(N) The speed of the rotating shaft in revs/sec – The faster the better
(P) The load per unit of projected bearing area – Basically this is saying that the longer the rotor and housing (12D vs. 3D) the better.
As a practical example of hydrodynamic film theory as discussed above, just consider water skiing, and the effect of increasing speed.
At 2 mph you can not get on top of the water, 20 mph all is good, 50 mph you no longer need the skis, if you are really good and your feet are large enough.
In your company, what criterion drives your purchasing decisions? Does first cost win or do you evaluate the life cycle cost? Does the purchasing manager win with the low priced bid or does the diligent engineer who has thoroughly calculated all costs and scenarios win? The answer – it likely depends and each scenario is different. At Colfax, we focus our discussion on total cost of ownership as our products have value beyond the purchase price and are designed to last for years once properly installed.
LCC = Cic + Cin + Ce + Co + Cm + Cs + Cenv + Cd
- Cic is the initial cost or purchase price
- Cin is the installation and commissioning costs
- Ce is the energy costs
- Co is the operating costs
- Cm is the maintenance costs
- Cs is the downtime costs
- Cenv is the environmental costs (leakage losses and permit violations)
- Cd is the decommissioning costs
One area where a firm can lower its first cost of positive displacement pumps is to properly size the pump to the requirements of the systems. Frequently, we see companies oversize their pumps in an effort to plan for future expansion. Our recommendation is to be realistic in your expectations as you will likely waste a lot of energy, time and money compensating for that pump. Pump energy consumption and maintenance issues are 52% of the total cost of ownership.
If you have already installed your system, watch the bypass valve and see if it is continually lifting to return fuel back to the system. This can be an indication that your pump is oversized for the system requirements. If you do a better job of matching the flow requirements of the system with the delivered flow of the pump, you will lower the brake horsepower required to operate the pump and your energy costs.
If you’d like additional information on this topic, the Hydraulic Institute Division, Pump System Matters, offers a class on Pumping System Optimization: Opportunities to Improve Life Cycle Performance. You may also want to experiment with the free downloadable modeling tool offered by Pump Systems Matter.

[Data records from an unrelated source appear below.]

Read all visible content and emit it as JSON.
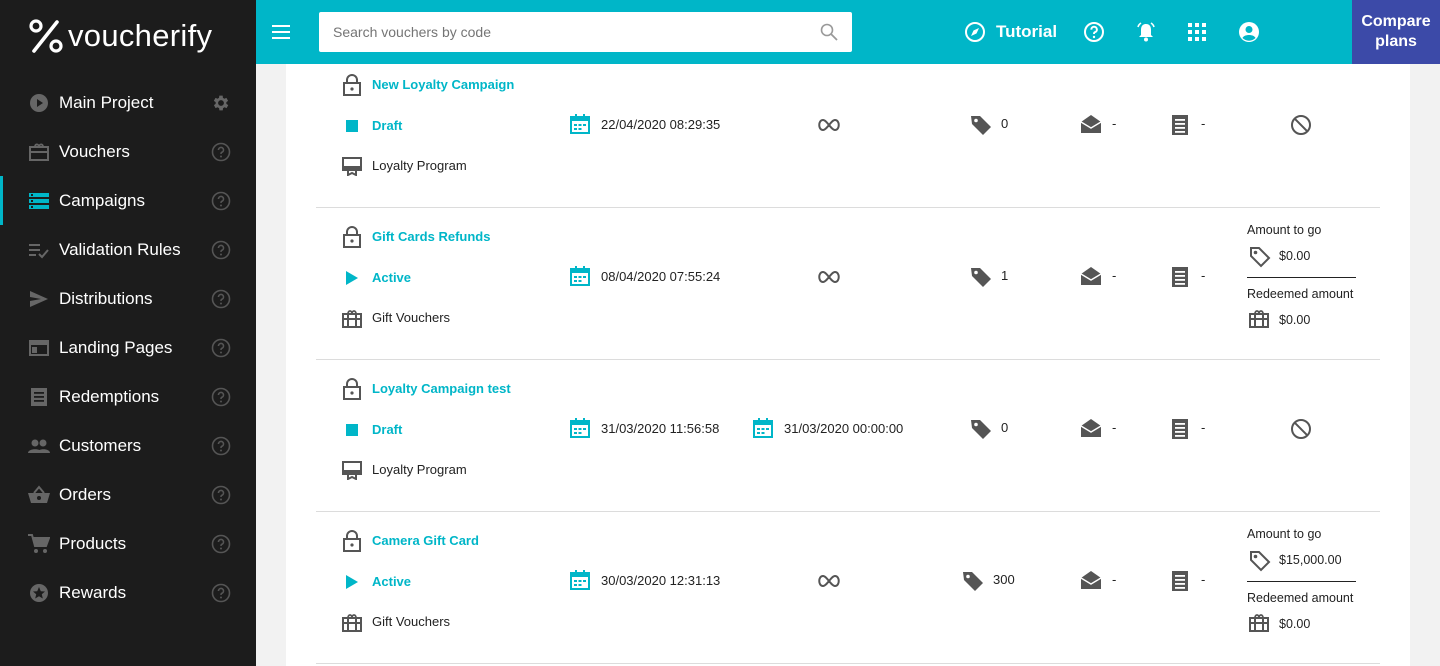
{
  "brand": {
    "name": "voucherify",
    "accent": "#00b6c8",
    "sidebar_bg": "#1c1c1c",
    "compare_bg": "#3c4aa8"
  },
  "sidebar": {
    "items": [
      {
        "label": "Main Project",
        "icon": "play-circle-icon",
        "right": "gear-icon"
      },
      {
        "label": "Vouchers",
        "icon": "gift-card-icon",
        "right": "help-icon"
      },
      {
        "label": "Campaigns",
        "icon": "list-icon",
        "right": "help-icon",
        "active": true
      },
      {
        "label": "Validation Rules",
        "icon": "checklist-icon",
        "right": "help-icon"
      },
      {
        "label": "Distributions",
        "icon": "send-icon",
        "right": "help-icon"
      },
      {
        "label": "Landing Pages",
        "icon": "web-page-icon",
        "right": "help-icon"
      },
      {
        "label": "Redemptions",
        "icon": "receipt-icon",
        "right": "help-icon"
      },
      {
        "label": "Customers",
        "icon": "people-icon",
        "right": "help-icon"
      },
      {
        "label": "Orders",
        "icon": "basket-icon",
        "right": "help-icon"
      },
      {
        "label": "Products",
        "icon": "cart-icon",
        "right": "help-icon"
      },
      {
        "label": "Rewards",
        "icon": "star-icon",
        "right": "help-icon"
      }
    ]
  },
  "topbar": {
    "search_placeholder": "Search vouchers by code",
    "tutorial_label": "Tutorial",
    "compare_label_1": "Compare",
    "compare_label_2": "plans"
  },
  "campaigns": [
    {
      "name": "New Loyalty Campaign",
      "status": "Draft",
      "type": "Loyalty Program",
      "start": "22/04/2020 08:29:35",
      "end": null,
      "vouchers": "0",
      "distributions": "-",
      "redemptions": "-"
    },
    {
      "name": "Gift Cards Refunds",
      "status": "Active",
      "type": "Gift Vouchers",
      "start": "08/04/2020 07:55:24",
      "end": null,
      "vouchers": "1",
      "distributions": "-",
      "redemptions": "-",
      "amount_to_go_label": "Amount to go",
      "amount_to_go": "$0.00",
      "redeemed_label": "Redeemed amount",
      "redeemed": "$0.00"
    },
    {
      "name": "Loyalty Campaign test",
      "status": "Draft",
      "type": "Loyalty Program",
      "start": "31/03/2020 11:56:58",
      "end": "31/03/2020 00:00:00",
      "vouchers": "0",
      "distributions": "-",
      "redemptions": "-"
    },
    {
      "name": "Camera Gift Card",
      "status": "Active",
      "type": "Gift Vouchers",
      "start": "30/03/2020 12:31:13",
      "end": null,
      "vouchers": "300",
      "distributions": "-",
      "redemptions": "-",
      "amount_to_go_label": "Amount to go",
      "amount_to_go": "$15,000.00",
      "redeemed_label": "Redeemed amount",
      "redeemed": "$0.00"
    }
  ]
}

Our application engineers are ready to help you answer your application and total cost of ownership questions. We look forward to hearing from you.
 Hydraulics Institute www.pumps.org